Tell us about yourself and how many books you have written.
I’m a former golf instructor turned author from the state of Maine. I’ve self-published one novel, and have written and published several short stories as well.
What is the name of your latest book and what inspired it?
“Evergreen” is a story that I wrote for my two young children.
I asked myself the question, “what would I want them to know if I were no longer here to teach, and to guide them.” It is a difficult question for a father to ask himself, and in many ways one that’s even harder to answer. But it’s something that I kept in the forefront of my mind while writing, and those are the lessons I wrote into this novel.
The result, for me, is a story that is deeply meaningful and emotional. I’ve had readers tell me that it felt like I was speaking to them personally through the story. Others have said they need to purchase it for their own children to read as they grow and mature.
My hope is that “Evergreen” will one day mean a lot to my children – that it is something they will cherish for the rest of their lives as a reminder of their father, and something they will pass on to future generations.
Do you have any unusual writing habits?
I don’t think so. I’m a stay at home dad, dealing with toddlers, so I try to cram as much writing in as I can during “quiet time” each day. I tend to think out my writing for the day in my head beforehand, since time is limited at the physical keyboard.
What authors, or books have influenced you?
I love literary fiction in general. I would say I was influenced by John Steinbeck, Hemingway, and Raymond Carver, but my editor says I remind him of John Irving.
What are you working on now?
I’m working on a novel with a female protagonist that is psychologically far darker than “Evergreen.” It deals with the very difficult subject matter of sexual assault and rape, and the effects on the victim as years go by after the incidents, without any graphic or explicit descriptions of the events themselves.
What is your best method or website when it comes to promoting your books?
I’ll just say up front, I’m not very good at marketing. It’s certainly a weakness of mine. I try my best to be active on social media, but I’ve found doing some advertising on Amazon works best for me.
Do you have any advice for new authors?
Don’t be afraid to fail. Embrace the failures, because that’s how you’ll get better. That, and tell stories every chance you get, be them written, or spoken. In the end, we are story tellers.
What is the best advice you have ever heard?
The best advice I ever got was to write for one or two specific people – tell the story to them. It’s impossible to please everyone, and someone out there is going to dislike your book. “A book for everyone, is a book for no one.”

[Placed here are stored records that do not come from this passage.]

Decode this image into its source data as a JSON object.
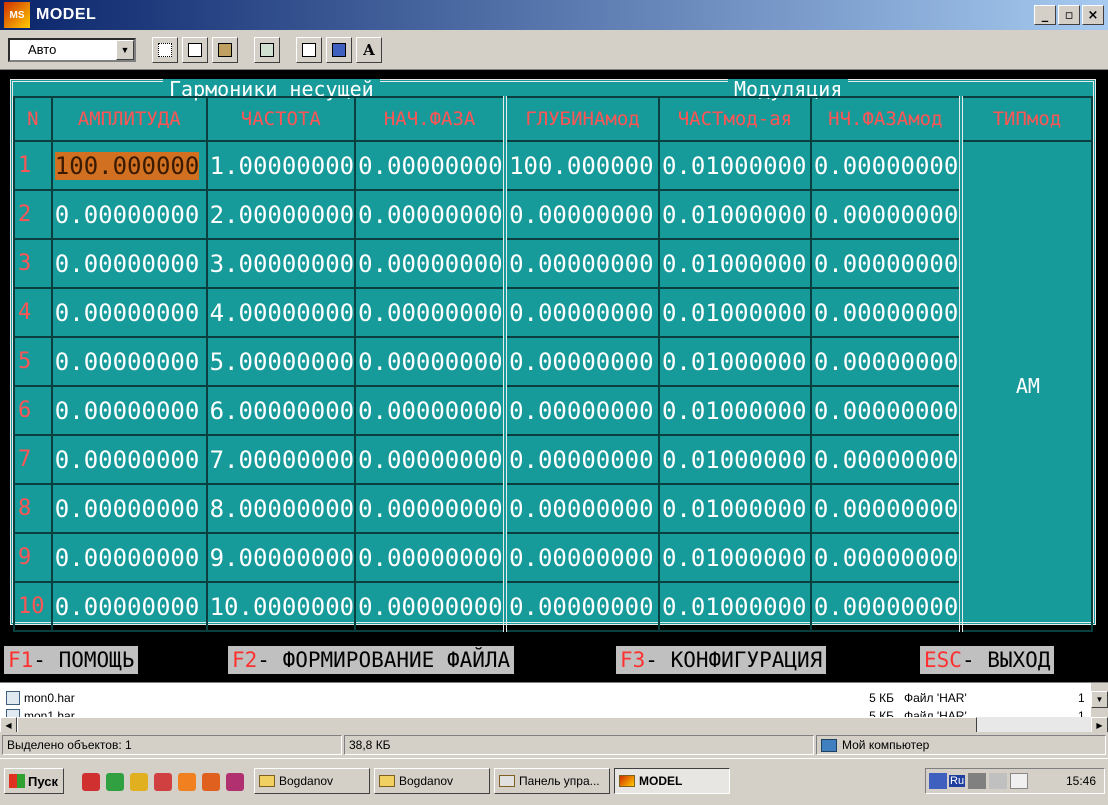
{
  "window": {
    "title": "MODEL",
    "icon_text": "MS"
  },
  "toolbar": {
    "font_value": "Авто",
    "buttons": [
      "mark-icon",
      "copy-icon",
      "paste-icon",
      "fullscreen-icon",
      "properties-icon",
      "background-icon",
      "font-icon"
    ],
    "font_btn_label": "A"
  },
  "screen": {
    "group_carrier": "Гармоники несущей",
    "group_mod": "Модуляция",
    "headers": {
      "n": "N",
      "amp": "АМПЛИТУДА",
      "freq": "ЧАСТОТА",
      "phase": "НАЧ.ФАЗА",
      "depth": "ГЛУБИНАмод",
      "modfreq": "ЧАСТмод-ая",
      "modphase": "НЧ.ФАЗАмод",
      "type": "ТИПмод"
    },
    "rows": [
      {
        "n": "1",
        "amp": "100.000000",
        "freq": "1.00000000",
        "phase": "0.00000000",
        "depth": "100.000000",
        "modfreq": "0.01000000",
        "modphase": "0.00000000"
      },
      {
        "n": "2",
        "amp": "0.00000000",
        "freq": "2.00000000",
        "phase": "0.00000000",
        "depth": "0.00000000",
        "modfreq": "0.01000000",
        "modphase": "0.00000000"
      },
      {
        "n": "3",
        "amp": "0.00000000",
        "freq": "3.00000000",
        "phase": "0.00000000",
        "depth": "0.00000000",
        "modfreq": "0.01000000",
        "modphase": "0.00000000"
      },
      {
        "n": "4",
        "amp": "0.00000000",
        "freq": "4.00000000",
        "phase": "0.00000000",
        "depth": "0.00000000",
        "modfreq": "0.01000000",
        "modphase": "0.00000000"
      },
      {
        "n": "5",
        "amp": "0.00000000",
        "freq": "5.00000000",
        "phase": "0.00000000",
        "depth": "0.00000000",
        "modfreq": "0.01000000",
        "modphase": "0.00000000"
      },
      {
        "n": "6",
        "amp": "0.00000000",
        "freq": "6.00000000",
        "phase": "0.00000000",
        "depth": "0.00000000",
        "modfreq": "0.01000000",
        "modphase": "0.00000000"
      },
      {
        "n": "7",
        "amp": "0.00000000",
        "freq": "7.00000000",
        "phase": "0.00000000",
        "depth": "0.00000000",
        "modfreq": "0.01000000",
        "modphase": "0.00000000"
      },
      {
        "n": "8",
        "amp": "0.00000000",
        "freq": "8.00000000",
        "phase": "0.00000000",
        "depth": "0.00000000",
        "modfreq": "0.01000000",
        "modphase": "0.00000000"
      },
      {
        "n": "9",
        "amp": "0.00000000",
        "freq": "9.00000000",
        "phase": "0.00000000",
        "depth": "0.00000000",
        "modfreq": "0.01000000",
        "modphase": "0.00000000"
      },
      {
        "n": "10",
        "amp": "0.00000000",
        "freq": "10.0000000",
        "phase": "0.00000000",
        "depth": "0.00000000",
        "modfreq": "0.01000000",
        "modphase": "0.00000000"
      }
    ],
    "type_value": "AM",
    "fkeys": [
      {
        "key": "F1",
        "label": " - ПОМОЩЬ"
      },
      {
        "key": "F2",
        "label": " - ФОРМИРОВАНИЕ ФАЙЛА"
      },
      {
        "key": "F3",
        "label": " - КОНФИГУРАЦИЯ"
      },
      {
        "key": "ESC",
        "label": " - ВЫХОД"
      }
    ]
  },
  "files": [
    {
      "name": "mon0.har",
      "size": "5 КБ",
      "type": "Файл 'HAR'",
      "date": "1"
    },
    {
      "name": "mon1.har",
      "size": "5 КБ",
      "type": "Файл 'HAR'",
      "date": "1"
    }
  ],
  "status": {
    "selected": "Выделено объектов: 1",
    "size": "38,8 КБ",
    "location": "Мой компьютер"
  },
  "taskbar": {
    "start": "Пуск",
    "tasks": [
      "Bogdanov",
      "Bogdanov",
      "Панель упра...",
      "MODEL"
    ],
    "tray_lang": "Ru",
    "clock": "15:46"
  },
  "colors": {
    "dos_bg": "#169a9a",
    "header_text": "#ff5555",
    "selected_cell": "#d07020",
    "titlebar": "#0a246a"
  }
}
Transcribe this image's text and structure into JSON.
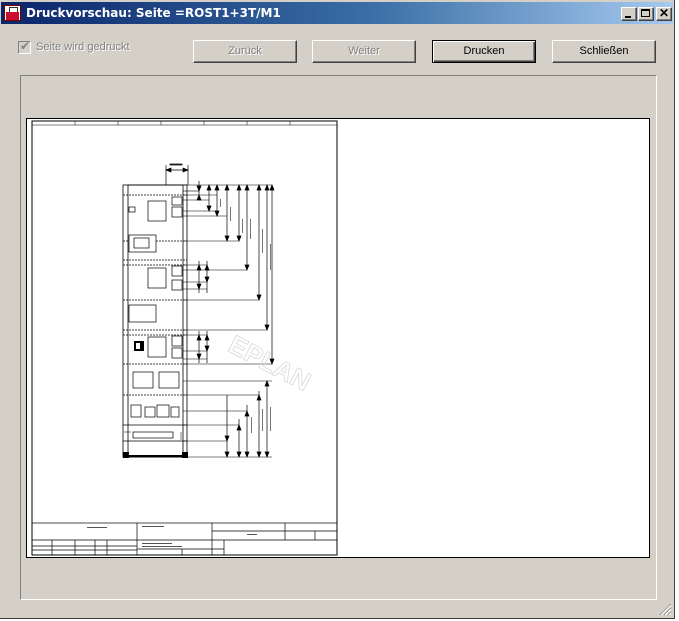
{
  "window": {
    "title": "Druckvorschau: Seite =ROST1+3T/M1",
    "icon": "eplan-app-icon",
    "caption_buttons": {
      "minimize": "minimize-icon",
      "maximize": "maximize-icon",
      "close": "close-icon",
      "close_glyph": "✕"
    }
  },
  "toolbar": {
    "checkbox_label": "Seite wird gedruckt",
    "checkbox_checked": true,
    "back_label": "Zurück",
    "next_label": "Weiter",
    "print_label": "Drucken",
    "close_label": "Schließen"
  },
  "preview": {
    "description_icon": "schematic-drawing",
    "watermark": "EPLAN",
    "pages_shown": 1
  },
  "colors": {
    "title_start": "#0a246a",
    "title_end": "#a6caf0",
    "face": "#d4d0c8"
  }
}
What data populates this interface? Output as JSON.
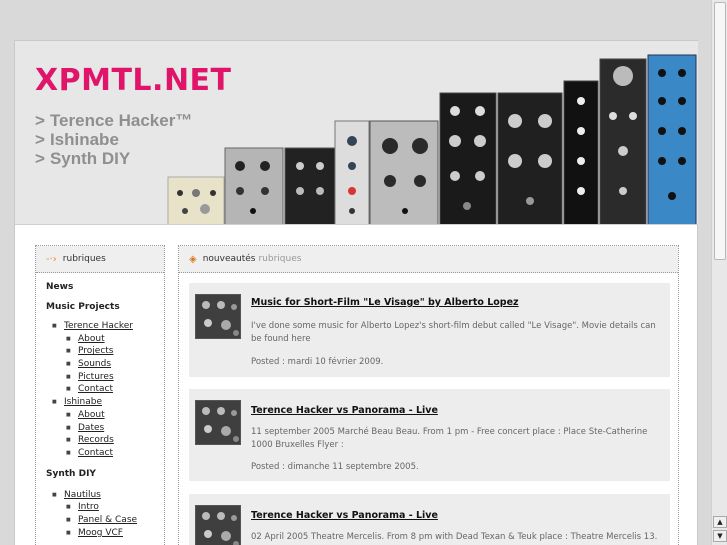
{
  "header": {
    "site_title": "XPMTL.NET",
    "taglines": [
      "Terence Hacker™",
      "Ishinabe",
      "Synth DIY"
    ],
    "tagline_prefix": ">"
  },
  "sidebar": {
    "title": "rubriques",
    "news_label": "News",
    "music_projects_label": "Music Projects",
    "music_projects": [
      {
        "label": "Terence Hacker",
        "children": [
          "About",
          "Projects",
          "Sounds",
          "Pictures",
          "Contact"
        ]
      },
      {
        "label": "Ishinabe",
        "children": [
          "About",
          "Dates",
          "Records",
          "Contact"
        ]
      }
    ],
    "synth_diy_label": "Synth DIY",
    "synth_diy": [
      {
        "label": "Nautilus",
        "children": [
          "Intro",
          "Panel & Case",
          "Moog VCF"
        ]
      }
    ]
  },
  "main": {
    "title_strong": "nouveautés",
    "title_muted": "rubriques",
    "posts": [
      {
        "title": "Music for Short-Film \"Le Visage\" by Alberto Lopez",
        "body": "I've done some music for Alberto Lopez's short-film debut called \"Le Visage\". Movie details can be found here",
        "date": "Posted : mardi 10 février 2009."
      },
      {
        "title": "Terence Hacker vs Panorama - Live",
        "body": "11 september 2005 Marché Beau Beau. From 1 pm - Free concert place : Place Ste-Catherine 1000 Bruxelles Flyer :",
        "date": "Posted : dimanche 11 septembre 2005."
      },
      {
        "title": "Terence Hacker vs Panorama - Live",
        "body": "02 April 2005 Theatre Mercelis. From 8 pm with Dead Texan & Teuk place : Theatre Mercelis 13.",
        "date": ""
      }
    ]
  },
  "colors": {
    "brand": "#e0156a",
    "accent_arrow": "#f08a1f",
    "tagline": "#8f8f8f"
  },
  "icons": {
    "section_arrow": "arrow-icon",
    "main_bullet": "diamond-icon"
  }
}
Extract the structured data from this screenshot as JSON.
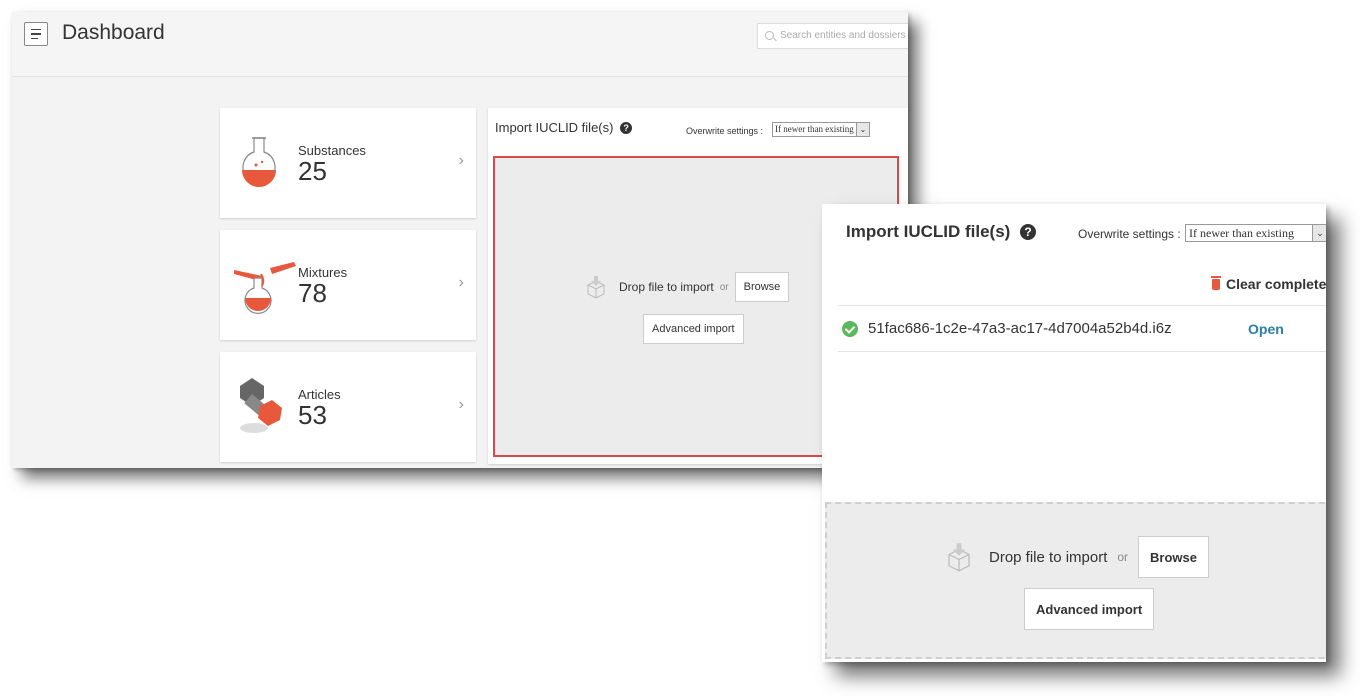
{
  "header": {
    "title": "Dashboard",
    "search_placeholder": "Search entities and dossiers"
  },
  "cards": [
    {
      "label": "Substances",
      "count": "25"
    },
    {
      "label": "Mixtures",
      "count": "78"
    },
    {
      "label": "Articles",
      "count": "53"
    }
  ],
  "import_panel": {
    "title": "Import IUCLID file(s)",
    "overwrite_label": "Overwrite settings :",
    "overwrite_value": "If newer than existing",
    "drop_text": "Drop file to import",
    "or_text": "or",
    "browse_label": "Browse",
    "advanced_label": "Advanced import",
    "dropzone_border_color": "#d84a4a"
  },
  "zoom_panel": {
    "title": "Import IUCLID file(s)",
    "overwrite_label": "Overwrite settings :",
    "overwrite_value": "If newer than existing",
    "clear_label": "Clear complete",
    "file_name": "51fac686-1c2e-47a3-ac17-4d7004a52b4d.i6z",
    "open_label": "Open",
    "drop_text": "Drop file to import",
    "or_text": "or",
    "browse_label": "Browse",
    "advanced_label": "Advanced import"
  },
  "icons": [
    "menu-icon",
    "search-icon",
    "flask-icon",
    "mixing-flasks-icon",
    "bolt-nut-icon",
    "chevron-right-icon",
    "help-icon",
    "box-upload-icon",
    "trash-icon",
    "check-circle-icon"
  ],
  "colors": {
    "accent_orange": "#e8583c",
    "success_green": "#5bb85d",
    "link_blue": "#2a7fa8"
  }
}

What are you reading now?
I’m currently in the middle of The Count of Monte Cristo.
What’s next for you as a writer?
Beyond my current WIP, I have several other ideas lined up for future works. I’m going to continue to churn out books as long as people continue to read and enjoy them.
If you were going to be stranded on a desert island and allowed to take 3 or 4 books with you what books would you bring?
Wow, I’d have to take those books that no matter how many times I read them I discover something new. So…
Lord of the Rings